Officials continue testimony to Senate

Senators probed University leaders on a variety of topics as they asked for state money.

Benjamin Farniok

University of Minnesota officials finished making their case to a Senate committee on Tuesday, highlighting the need for continued state investment.

And while they noted that the University had passed all five state-mandated performance measures tied to funding last year, not all senators on the Higher Education and Workforce Development Committee were satisfied with the institution’s testimony.

Lawmakers at the hearing questioned the University’s methods used to cut administrative spending, improve graduation rates and keep tuition levels flat.

Tuition prices were a major talking point, and legislators discussed a report that ranks other large schools based on student costs. The University ranked fourth highest in undergraduate tuition rates and fees for in-state students in 2013, according to the report, and 11th for out-of-state students — the lowest of the ranked schools.

“I think that we’ve got that inverted,” Sen. Carla Nelson, R-Rochester, said at the meeting. “After all, it is our taxpayers that are funding the U.”

Sen. Terri Bonoff, DFL-Minnetonka, said she’s still concerned with the University’s administrative spending, though cuts were made as part of the performance measures.

At a committee meeting last week, she questioned how the $39 million in administrative cuts have been spent. University Chief Financial Officer Richard Pfutzenreuter said the savings provided additional funding for libraries, technology licensing and maintenance costs.

University officials gave a similar report to the House of Representatives’ Higher Education Policy and Finance committee last week.

Rep. Gene Pelowski, DFL-Winona, said school administrators should have offered a more comprehensive review of institutional spending.

“Instead, we’ve had overviews, which are PowerPoint fluff presentations that really don’t give us an idea of the ‘U’s’ budget in any way, shape or form,” he said.

At the Senate committee meeting, lawmakers said they would like to see the University improve its four-year graduation rate, which was at 48 percent in 2013.

“We need to find a way to get the associate’s degrees done in two years and bachelor’s degrees in four years,” said Sen. Jeremy Miller, R-Winona.

At the meeting Tuesday, Vice Provost and Dean of Undergraduate Education Bob McMaster said the University implemented a number of measures to increase student graduation rates last year.

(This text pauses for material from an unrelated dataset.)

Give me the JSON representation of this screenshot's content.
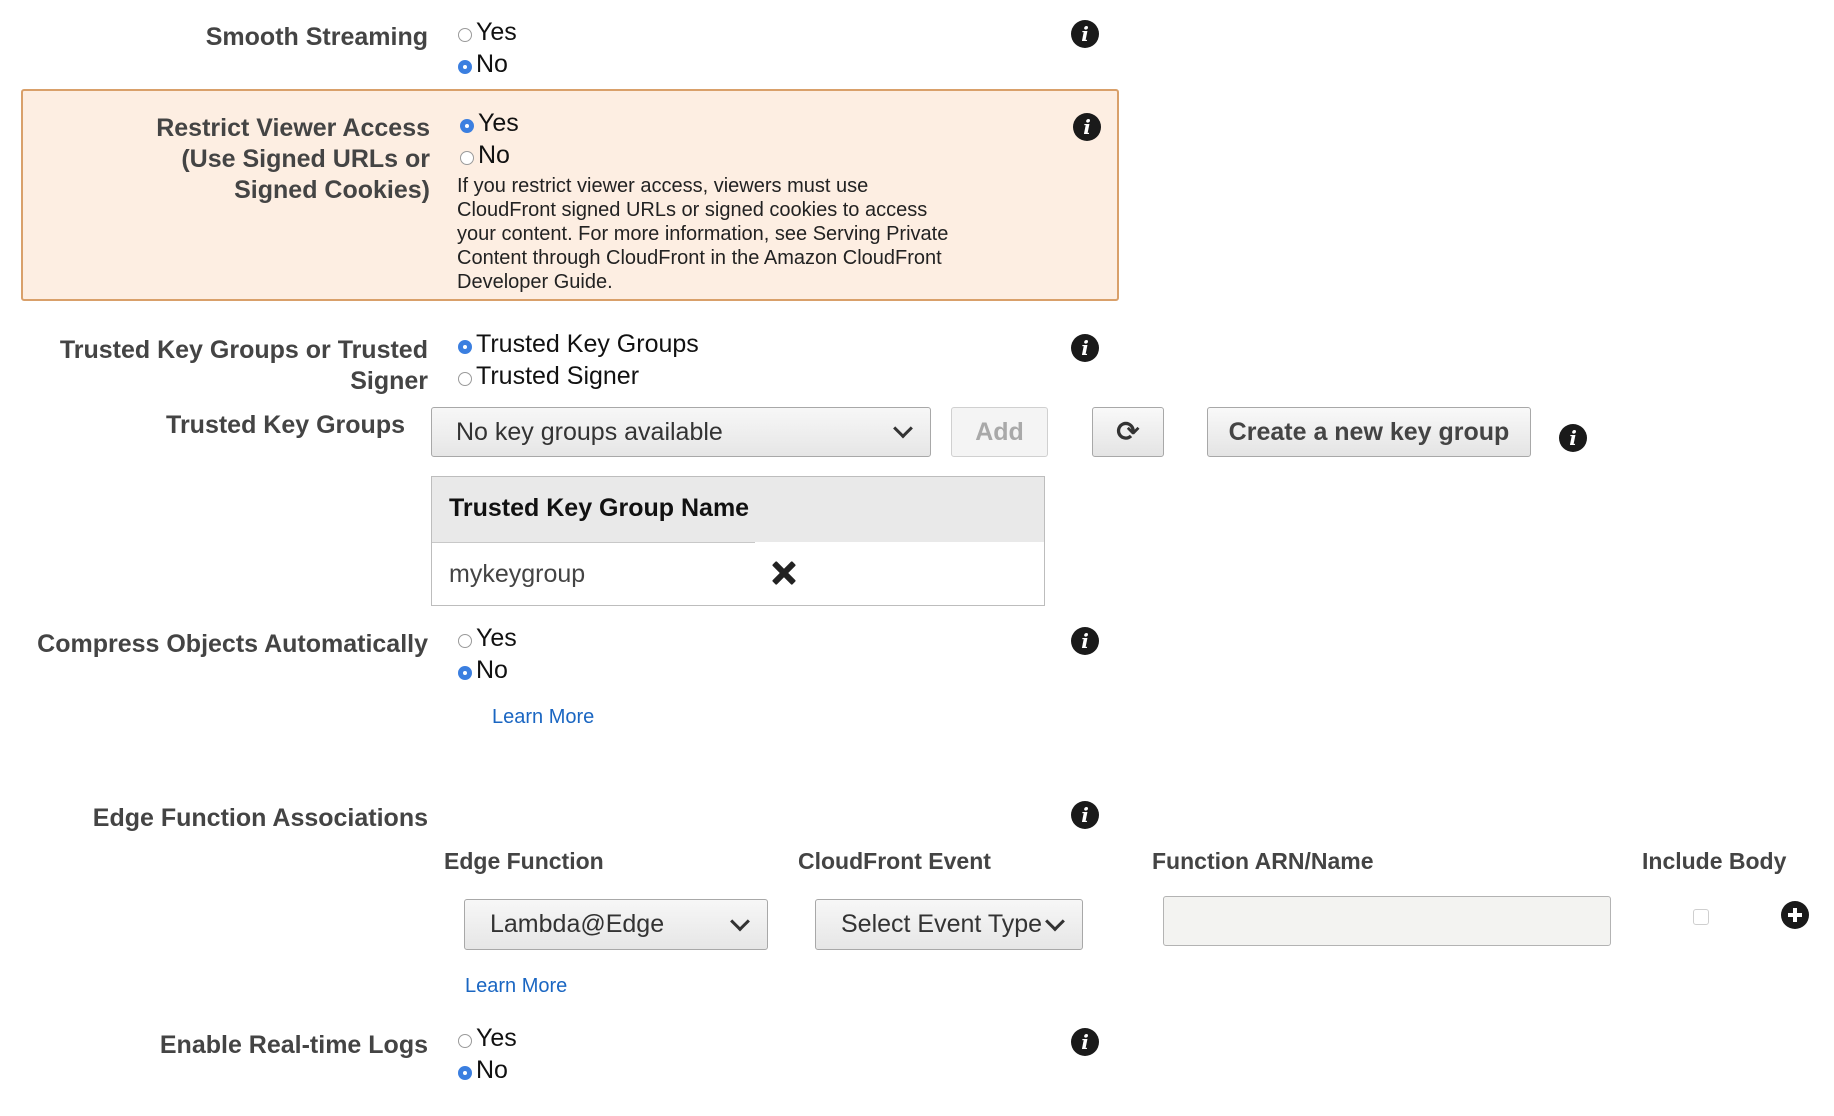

“We have become more selective in that we want to admit students who we are confident, based on their records, will graduate in four years,” he said.

McMaster also said he wants to maintain a more efficient and transparent curriculum, sustain financial aid support for students and continue to improve advising methods at the University to increase graduation rates.

Some legislators said though the University has satisfied the performance measures, they would like to see the institution continue improving in line with changes that have been made.

“We will use the same number of performance metrics [next year], but they will be changed,” Bonoff said. “We will set a focus on completion rates but also serving the underserved.”